**DIRECTIONS FOR THIS TASK**.
The word "subtitle" occurs in some of the lines below; copy each of those lines.

[[ INFORMATION open ]]

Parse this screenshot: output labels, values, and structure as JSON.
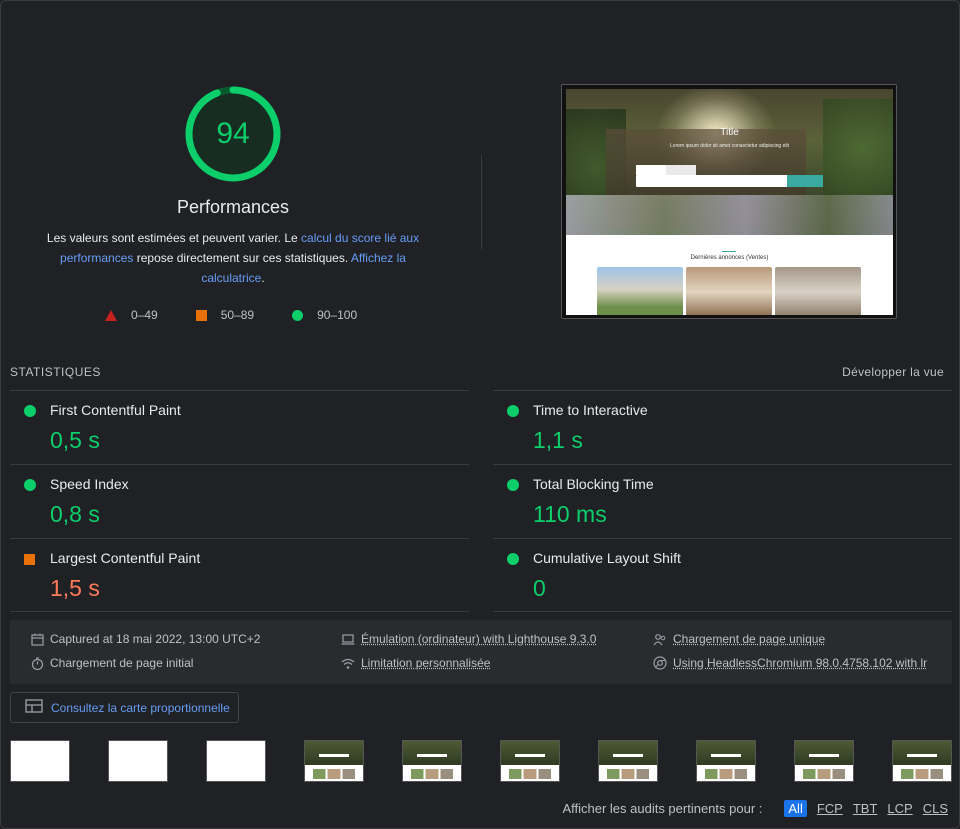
{
  "score": {
    "value": "94",
    "fraction": 0.94,
    "title": "Performances",
    "desc_pre": "Les valeurs sont estimées et peuvent varier. Le ",
    "desc_link1": "calcul du score lié aux performances",
    "desc_mid": " repose directement sur ces statistiques. ",
    "desc_link2": "Affichez la calculatrice",
    "desc_post": "."
  },
  "legend": [
    {
      "shape": "triangle",
      "color": "#c5221f",
      "label": "0–49"
    },
    {
      "shape": "square",
      "color": "#e8710a",
      "label": "50–89"
    },
    {
      "shape": "circle",
      "color": "#0cce6b",
      "label": "90–100"
    }
  ],
  "screenshot": {
    "hero_title": "Title",
    "hero_sub": "Lorem ipsum dolor sit amet consectetur adipiscing elit",
    "section_title": "Dernières annonces (Ventes)"
  },
  "stats": {
    "title": "STATISTIQUES",
    "expand_label": "Développer la vue",
    "metrics": [
      {
        "label": "First Contentful Paint",
        "value": "0,5 s",
        "rating": "pass"
      },
      {
        "label": "Time to Interactive",
        "value": "1,1 s",
        "rating": "pass"
      },
      {
        "label": "Speed Index",
        "value": "0,8 s",
        "rating": "pass"
      },
      {
        "label": "Total Blocking Time",
        "value": "110 ms",
        "rating": "pass"
      },
      {
        "label": "Largest Contentful Paint",
        "value": "1,5 s",
        "rating": "average"
      },
      {
        "label": "Cumulative Layout Shift",
        "value": "0",
        "rating": "pass"
      }
    ]
  },
  "env": {
    "captured": "Captured at 18 mai 2022, 13:00 UTC+2",
    "initial_load": "Chargement de page initial",
    "emulation": "Émulation (ordinateur) with Lighthouse 9.3.0",
    "throttling": "Limitation personnalisée",
    "single_load": "Chargement de page unique",
    "browser": "Using HeadlessChromium 98.0.4758.102 with lr"
  },
  "treemap_label": "Consultez la carte proportionnelle",
  "filmstrip": [
    "blank",
    "blank",
    "blank",
    "loaded",
    "loaded",
    "loaded",
    "loaded",
    "loaded",
    "loaded",
    "loaded"
  ],
  "audit_filter": {
    "label": "Afficher les audits pertinents pour :",
    "options": [
      "All",
      "FCP",
      "TBT",
      "LCP",
      "CLS"
    ]
  },
  "colors": {
    "pass": "#0cce6b",
    "average": "#e8710a",
    "fail": "#c5221f",
    "link": "#669df6"
  }
}
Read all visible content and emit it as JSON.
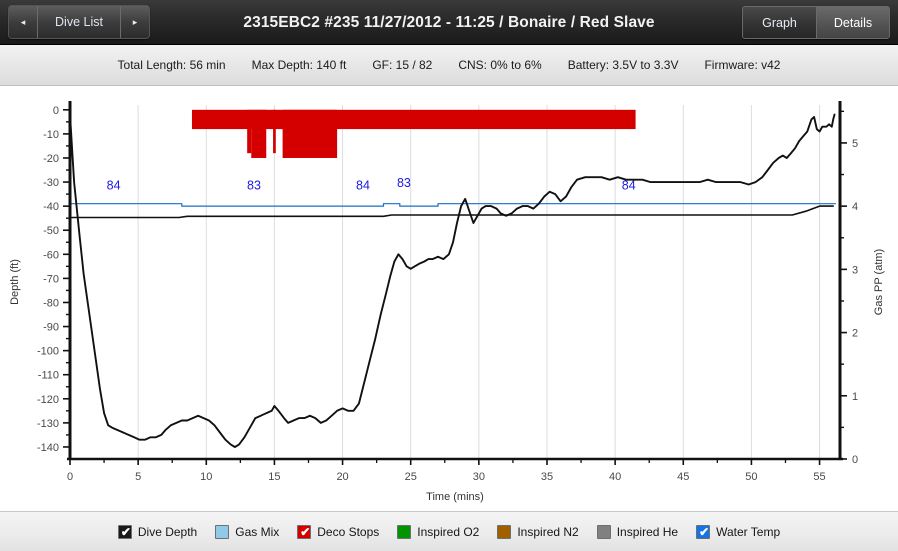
{
  "titlebar": {
    "prev_label": "◂",
    "dive_list_label": "Dive List",
    "next_label": "▸",
    "dive_title": "2315EBC2 #235 11/27/2012 - 11:25  / Bonaire / Red Slave",
    "tabs": [
      {
        "label": "Graph",
        "active": false
      },
      {
        "label": "Details",
        "active": true
      }
    ]
  },
  "infobar": {
    "items": [
      "Total Length: 56 min",
      "Max Depth: 140 ft",
      "GF: 15 / 82",
      "CNS: 0% to 6%",
      "Battery: 3.5V to 3.3V",
      "Firmware: v42"
    ]
  },
  "legend": {
    "items": [
      {
        "label": "Dive Depth",
        "color": "#1a1a1a",
        "checked": true
      },
      {
        "label": "Gas Mix",
        "color": "#8fcaea",
        "checked": false
      },
      {
        "label": "Deco Stops",
        "color": "#d40000",
        "checked": true
      },
      {
        "label": "Inspired O2",
        "color": "#009500",
        "checked": false
      },
      {
        "label": "Inspired N2",
        "color": "#a06000",
        "checked": false
      },
      {
        "label": "Inspired He",
        "color": "#808080",
        "checked": false
      },
      {
        "label": "Water Temp",
        "color": "#1473e6",
        "checked": true
      }
    ]
  },
  "chart_data": {
    "type": "line",
    "title": "",
    "xlabel": "Time (mins)",
    "ylabel": "Depth (ft)",
    "y2label": "Gas PP (atm)",
    "xlim": [
      0,
      56.5
    ],
    "ylim": [
      -145,
      2
    ],
    "y2lim": [
      0,
      5.6
    ],
    "xticks": [
      0,
      5,
      10,
      15,
      20,
      25,
      30,
      35,
      40,
      45,
      50,
      55
    ],
    "yticks": [
      0,
      -10,
      -20,
      -30,
      -40,
      -50,
      -60,
      -70,
      -80,
      -90,
      -100,
      -110,
      -120,
      -130,
      -140
    ],
    "y2ticks": [
      0,
      1,
      2,
      3,
      4,
      5
    ],
    "y2_minor_step": 0.5,
    "grid": "vertical-only",
    "colors": {
      "depth": "#111111",
      "gas_mix": "#1a6fc4",
      "deco": "#d40000",
      "water_temp": "#111111",
      "gas_label": "#1a1ae0",
      "axis": "#111111",
      "grid": "#dddddd",
      "tick_text": "#4a4a4a"
    },
    "series": [
      {
        "name": "Dive Depth",
        "axis": "left",
        "units": "ft",
        "points": [
          [
            0.0,
            -2
          ],
          [
            0.3,
            -30
          ],
          [
            0.7,
            -52
          ],
          [
            1.0,
            -68
          ],
          [
            1.3,
            -80
          ],
          [
            1.6,
            -92
          ],
          [
            1.9,
            -104
          ],
          [
            2.2,
            -116
          ],
          [
            2.5,
            -126
          ],
          [
            2.8,
            -131
          ],
          [
            3.1,
            -132
          ],
          [
            3.5,
            -133
          ],
          [
            3.9,
            -134
          ],
          [
            4.3,
            -135
          ],
          [
            4.7,
            -136
          ],
          [
            5.1,
            -137
          ],
          [
            5.5,
            -137
          ],
          [
            5.9,
            -136
          ],
          [
            6.3,
            -136
          ],
          [
            6.7,
            -135
          ],
          [
            7.0,
            -133
          ],
          [
            7.4,
            -131
          ],
          [
            7.8,
            -130
          ],
          [
            8.2,
            -129
          ],
          [
            8.6,
            -129
          ],
          [
            9.0,
            -128
          ],
          [
            9.4,
            -127
          ],
          [
            9.8,
            -128
          ],
          [
            10.2,
            -129
          ],
          [
            10.6,
            -131
          ],
          [
            11.0,
            -134
          ],
          [
            11.4,
            -137
          ],
          [
            11.8,
            -139
          ],
          [
            12.1,
            -140
          ],
          [
            12.4,
            -139
          ],
          [
            12.8,
            -136
          ],
          [
            13.2,
            -132
          ],
          [
            13.6,
            -128
          ],
          [
            14.0,
            -127
          ],
          [
            14.4,
            -126
          ],
          [
            14.8,
            -125
          ],
          [
            15.0,
            -123
          ],
          [
            15.3,
            -125
          ],
          [
            15.7,
            -128
          ],
          [
            16.0,
            -130
          ],
          [
            16.4,
            -129
          ],
          [
            16.8,
            -128
          ],
          [
            17.2,
            -128
          ],
          [
            17.6,
            -127
          ],
          [
            18.0,
            -128
          ],
          [
            18.4,
            -130
          ],
          [
            18.8,
            -129
          ],
          [
            19.2,
            -127
          ],
          [
            19.6,
            -125
          ],
          [
            20.0,
            -124
          ],
          [
            20.4,
            -125
          ],
          [
            20.8,
            -125
          ],
          [
            21.2,
            -122
          ],
          [
            21.6,
            -113
          ],
          [
            22.0,
            -104
          ],
          [
            22.4,
            -95
          ],
          [
            22.8,
            -85
          ],
          [
            23.2,
            -76
          ],
          [
            23.5,
            -69
          ],
          [
            23.8,
            -63
          ],
          [
            24.1,
            -60
          ],
          [
            24.4,
            -62
          ],
          [
            24.7,
            -65
          ],
          [
            25.0,
            -66
          ],
          [
            25.3,
            -65
          ],
          [
            25.6,
            -64
          ],
          [
            26.0,
            -63
          ],
          [
            26.3,
            -62
          ],
          [
            26.6,
            -62
          ],
          [
            27.0,
            -61
          ],
          [
            27.4,
            -62
          ],
          [
            27.8,
            -60
          ],
          [
            28.1,
            -55
          ],
          [
            28.4,
            -47
          ],
          [
            28.7,
            -40
          ],
          [
            29.0,
            -37
          ],
          [
            29.3,
            -42
          ],
          [
            29.6,
            -47
          ],
          [
            29.9,
            -44
          ],
          [
            30.2,
            -41
          ],
          [
            30.5,
            -40
          ],
          [
            30.9,
            -40
          ],
          [
            31.3,
            -41
          ],
          [
            31.6,
            -43
          ],
          [
            32.0,
            -44
          ],
          [
            32.4,
            -43
          ],
          [
            32.8,
            -41
          ],
          [
            33.2,
            -40
          ],
          [
            33.6,
            -40
          ],
          [
            34.0,
            -41
          ],
          [
            34.4,
            -39
          ],
          [
            34.8,
            -36
          ],
          [
            35.2,
            -34
          ],
          [
            35.6,
            -35
          ],
          [
            36.0,
            -38
          ],
          [
            36.4,
            -36
          ],
          [
            36.8,
            -32
          ],
          [
            37.2,
            -29
          ],
          [
            37.8,
            -28
          ],
          [
            38.4,
            -28
          ],
          [
            39.0,
            -28
          ],
          [
            39.6,
            -29
          ],
          [
            40.2,
            -28
          ],
          [
            40.8,
            -29
          ],
          [
            41.4,
            -29
          ],
          [
            42.0,
            -29
          ],
          [
            42.6,
            -30
          ],
          [
            43.2,
            -30
          ],
          [
            43.8,
            -30
          ],
          [
            44.4,
            -30
          ],
          [
            45.0,
            -30
          ],
          [
            45.6,
            -30
          ],
          [
            46.2,
            -30
          ],
          [
            46.8,
            -29
          ],
          [
            47.4,
            -30
          ],
          [
            48.0,
            -30
          ],
          [
            48.6,
            -30
          ],
          [
            49.2,
            -30
          ],
          [
            49.8,
            -31
          ],
          [
            50.3,
            -30
          ],
          [
            50.8,
            -28
          ],
          [
            51.2,
            -25
          ],
          [
            51.6,
            -22
          ],
          [
            52.0,
            -20
          ],
          [
            52.3,
            -19
          ],
          [
            52.6,
            -20
          ],
          [
            52.9,
            -18
          ],
          [
            53.2,
            -16
          ],
          [
            53.5,
            -13
          ],
          [
            53.8,
            -11
          ],
          [
            54.1,
            -9
          ],
          [
            54.4,
            -4
          ],
          [
            54.6,
            -3
          ],
          [
            54.8,
            -8
          ],
          [
            55.0,
            -9
          ],
          [
            55.2,
            -7
          ],
          [
            55.5,
            -7
          ],
          [
            55.7,
            -6
          ],
          [
            55.9,
            -7
          ],
          [
            56.0,
            -4
          ],
          [
            56.1,
            -2
          ]
        ]
      },
      {
        "name": "Water Temp",
        "axis": "right",
        "points": [
          [
            0.0,
            3.82
          ],
          [
            8.0,
            3.82
          ],
          [
            8.6,
            3.84
          ],
          [
            23.0,
            3.84
          ],
          [
            23.6,
            3.86
          ],
          [
            53.0,
            3.86
          ],
          [
            54.0,
            3.92
          ],
          [
            55.0,
            4.0
          ],
          [
            56.0,
            4.0
          ]
        ]
      },
      {
        "name": "Gas Mix",
        "axis": "left",
        "step_levels": [
          {
            "from": 0.0,
            "to": 8.2,
            "depth": -39,
            "label": "84",
            "label_x": 3.2,
            "label_depth": -33
          },
          {
            "from": 8.2,
            "to": 23.0,
            "depth": -40,
            "label": "83",
            "label_x": 13.5,
            "label_depth": -33
          },
          {
            "from": 23.0,
            "to": 24.2,
            "depth": -39,
            "label": "84",
            "label_x": 21.5,
            "label_depth": -33
          },
          {
            "from": 24.2,
            "to": 27.0,
            "depth": -40,
            "label": "83",
            "label_x": 24.5,
            "label_depth": -32
          },
          {
            "from": 27.0,
            "to": 56.2,
            "depth": -39,
            "label": "84",
            "label_x": 41.0,
            "label_depth": -33
          }
        ]
      }
    ],
    "deco_stops": {
      "name": "Deco Stops",
      "baseline_depth": 0,
      "segments": [
        {
          "from": 8.95,
          "to": 41.5,
          "depth": -8
        },
        {
          "from": 13.0,
          "to": 13.3,
          "depth": -18
        },
        {
          "from": 13.3,
          "to": 14.4,
          "depth": -20
        },
        {
          "from": 14.9,
          "to": 15.1,
          "depth": -18
        },
        {
          "from": 15.6,
          "to": 17.5,
          "depth": -20
        },
        {
          "from": 17.5,
          "to": 19.6,
          "depth": -20
        }
      ]
    }
  }
}
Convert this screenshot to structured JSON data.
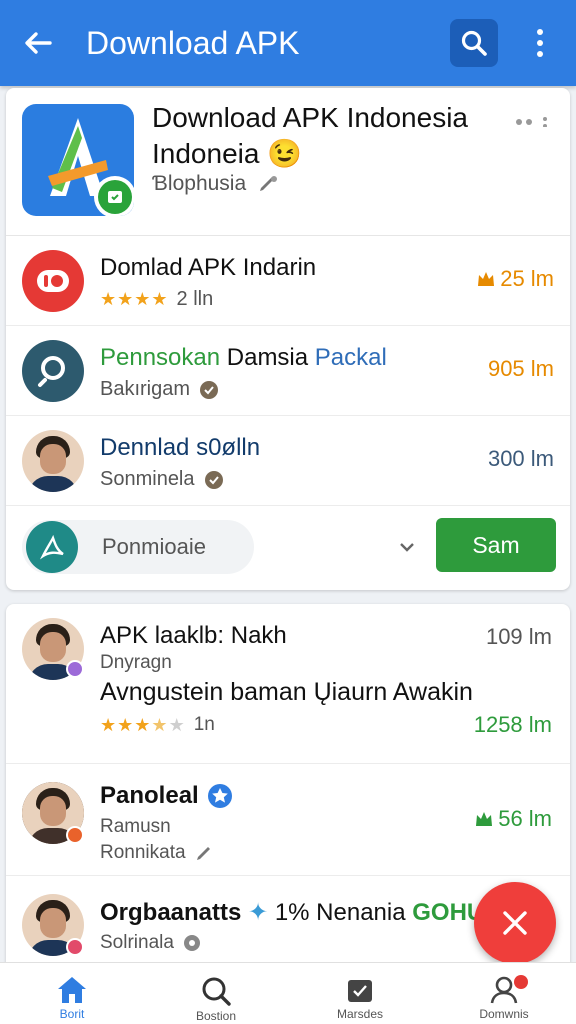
{
  "appbar": {
    "title": "Download APK"
  },
  "featured": {
    "title": "Download APK Indonesia Indoneia 😉",
    "subtitle": "Ɓlophusia"
  },
  "list1": [
    {
      "title": "Domlad APK Indarin",
      "rating_text": "2 lln",
      "stars": 4,
      "meta": "25 lm",
      "meta_color": "#e68a00"
    },
    {
      "title_parts": [
        "Pennsokan",
        " Damsia",
        " Packal"
      ],
      "subtitle": "Bakırigam",
      "meta": "905 lm",
      "meta_color": "#e68a00"
    },
    {
      "title": "Dennlad s0ølln",
      "subtitle": "Sonminela",
      "meta": "300 lm",
      "meta_color": "#3c5a7a"
    }
  ],
  "action": {
    "pill_label": "Ponmioaie",
    "cta_label": "Sam"
  },
  "list2": [
    {
      "title": "APK laaklb: Nakh",
      "subtitle": "Dnyragn",
      "line3": "Avngustein baman Ųiaurn Awakin",
      "rating_text": "1n",
      "stars": 3.5,
      "meta": "109 lm",
      "meta2": "1258 lm"
    },
    {
      "title": "Panoleal",
      "subtitle": "Ramusn",
      "line3": "Ronnikata",
      "meta": "56 lm"
    },
    {
      "title": "Orgbaanatts",
      "title_extra": "1% Nenania",
      "title_green": "GOHUIP",
      "subtitle": "Solrinala"
    }
  ],
  "bottom_nav": [
    {
      "label": "Borit",
      "icon": "home-icon"
    },
    {
      "label": "Bostion",
      "icon": "search-icon"
    },
    {
      "label": "Marsdes",
      "icon": "box-icon"
    },
    {
      "label": "Domwnis",
      "icon": "person-icon"
    }
  ],
  "colors": {
    "primary": "#2f7de1",
    "green": "#2e9b3c",
    "fab": "#ef3e3b",
    "star": "#f2a21b"
  }
}
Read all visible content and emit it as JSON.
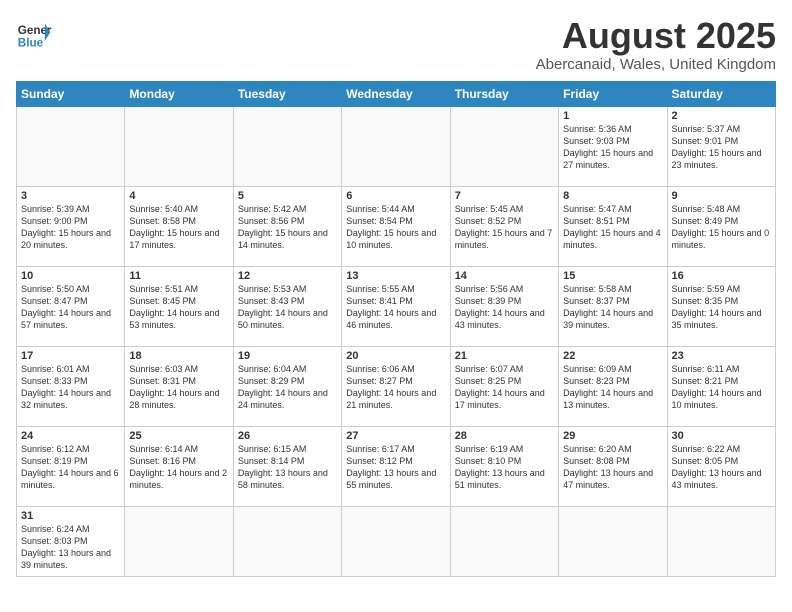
{
  "header": {
    "logo_general": "General",
    "logo_blue": "Blue",
    "title": "August 2025",
    "subtitle": "Abercanaid, Wales, United Kingdom"
  },
  "days_of_week": [
    "Sunday",
    "Monday",
    "Tuesday",
    "Wednesday",
    "Thursday",
    "Friday",
    "Saturday"
  ],
  "weeks": [
    [
      {
        "day": "",
        "content": ""
      },
      {
        "day": "",
        "content": ""
      },
      {
        "day": "",
        "content": ""
      },
      {
        "day": "",
        "content": ""
      },
      {
        "day": "",
        "content": ""
      },
      {
        "day": "1",
        "content": "Sunrise: 5:36 AM\nSunset: 9:03 PM\nDaylight: 15 hours and 27 minutes."
      },
      {
        "day": "2",
        "content": "Sunrise: 5:37 AM\nSunset: 9:01 PM\nDaylight: 15 hours and 23 minutes."
      }
    ],
    [
      {
        "day": "3",
        "content": "Sunrise: 5:39 AM\nSunset: 9:00 PM\nDaylight: 15 hours and 20 minutes."
      },
      {
        "day": "4",
        "content": "Sunrise: 5:40 AM\nSunset: 8:58 PM\nDaylight: 15 hours and 17 minutes."
      },
      {
        "day": "5",
        "content": "Sunrise: 5:42 AM\nSunset: 8:56 PM\nDaylight: 15 hours and 14 minutes."
      },
      {
        "day": "6",
        "content": "Sunrise: 5:44 AM\nSunset: 8:54 PM\nDaylight: 15 hours and 10 minutes."
      },
      {
        "day": "7",
        "content": "Sunrise: 5:45 AM\nSunset: 8:52 PM\nDaylight: 15 hours and 7 minutes."
      },
      {
        "day": "8",
        "content": "Sunrise: 5:47 AM\nSunset: 8:51 PM\nDaylight: 15 hours and 4 minutes."
      },
      {
        "day": "9",
        "content": "Sunrise: 5:48 AM\nSunset: 8:49 PM\nDaylight: 15 hours and 0 minutes."
      }
    ],
    [
      {
        "day": "10",
        "content": "Sunrise: 5:50 AM\nSunset: 8:47 PM\nDaylight: 14 hours and 57 minutes."
      },
      {
        "day": "11",
        "content": "Sunrise: 5:51 AM\nSunset: 8:45 PM\nDaylight: 14 hours and 53 minutes."
      },
      {
        "day": "12",
        "content": "Sunrise: 5:53 AM\nSunset: 8:43 PM\nDaylight: 14 hours and 50 minutes."
      },
      {
        "day": "13",
        "content": "Sunrise: 5:55 AM\nSunset: 8:41 PM\nDaylight: 14 hours and 46 minutes."
      },
      {
        "day": "14",
        "content": "Sunrise: 5:56 AM\nSunset: 8:39 PM\nDaylight: 14 hours and 43 minutes."
      },
      {
        "day": "15",
        "content": "Sunrise: 5:58 AM\nSunset: 8:37 PM\nDaylight: 14 hours and 39 minutes."
      },
      {
        "day": "16",
        "content": "Sunrise: 5:59 AM\nSunset: 8:35 PM\nDaylight: 14 hours and 35 minutes."
      }
    ],
    [
      {
        "day": "17",
        "content": "Sunrise: 6:01 AM\nSunset: 8:33 PM\nDaylight: 14 hours and 32 minutes."
      },
      {
        "day": "18",
        "content": "Sunrise: 6:03 AM\nSunset: 8:31 PM\nDaylight: 14 hours and 28 minutes."
      },
      {
        "day": "19",
        "content": "Sunrise: 6:04 AM\nSunset: 8:29 PM\nDaylight: 14 hours and 24 minutes."
      },
      {
        "day": "20",
        "content": "Sunrise: 6:06 AM\nSunset: 8:27 PM\nDaylight: 14 hours and 21 minutes."
      },
      {
        "day": "21",
        "content": "Sunrise: 6:07 AM\nSunset: 8:25 PM\nDaylight: 14 hours and 17 minutes."
      },
      {
        "day": "22",
        "content": "Sunrise: 6:09 AM\nSunset: 8:23 PM\nDaylight: 14 hours and 13 minutes."
      },
      {
        "day": "23",
        "content": "Sunrise: 6:11 AM\nSunset: 8:21 PM\nDaylight: 14 hours and 10 minutes."
      }
    ],
    [
      {
        "day": "24",
        "content": "Sunrise: 6:12 AM\nSunset: 8:19 PM\nDaylight: 14 hours and 6 minutes."
      },
      {
        "day": "25",
        "content": "Sunrise: 6:14 AM\nSunset: 8:16 PM\nDaylight: 14 hours and 2 minutes."
      },
      {
        "day": "26",
        "content": "Sunrise: 6:15 AM\nSunset: 8:14 PM\nDaylight: 13 hours and 58 minutes."
      },
      {
        "day": "27",
        "content": "Sunrise: 6:17 AM\nSunset: 8:12 PM\nDaylight: 13 hours and 55 minutes."
      },
      {
        "day": "28",
        "content": "Sunrise: 6:19 AM\nSunset: 8:10 PM\nDaylight: 13 hours and 51 minutes."
      },
      {
        "day": "29",
        "content": "Sunrise: 6:20 AM\nSunset: 8:08 PM\nDaylight: 13 hours and 47 minutes."
      },
      {
        "day": "30",
        "content": "Sunrise: 6:22 AM\nSunset: 8:05 PM\nDaylight: 13 hours and 43 minutes."
      }
    ],
    [
      {
        "day": "31",
        "content": "Sunrise: 6:24 AM\nSunset: 8:03 PM\nDaylight: 13 hours and 39 minutes."
      },
      {
        "day": "",
        "content": ""
      },
      {
        "day": "",
        "content": ""
      },
      {
        "day": "",
        "content": ""
      },
      {
        "day": "",
        "content": ""
      },
      {
        "day": "",
        "content": ""
      },
      {
        "day": "",
        "content": ""
      }
    ]
  ]
}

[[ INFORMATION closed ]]

**RESULT**.
    "subtitle": "Ɓlophusia"
      "subtitle": "Bakırigam",
      "subtitle": "Sonminela",
      "subtitle": "Dnyragn",
      "subtitle": "Ramusn",
      "subtitle": "Solrinala"
    "subtitle": "Abercanaid, Wales, United Kingdom"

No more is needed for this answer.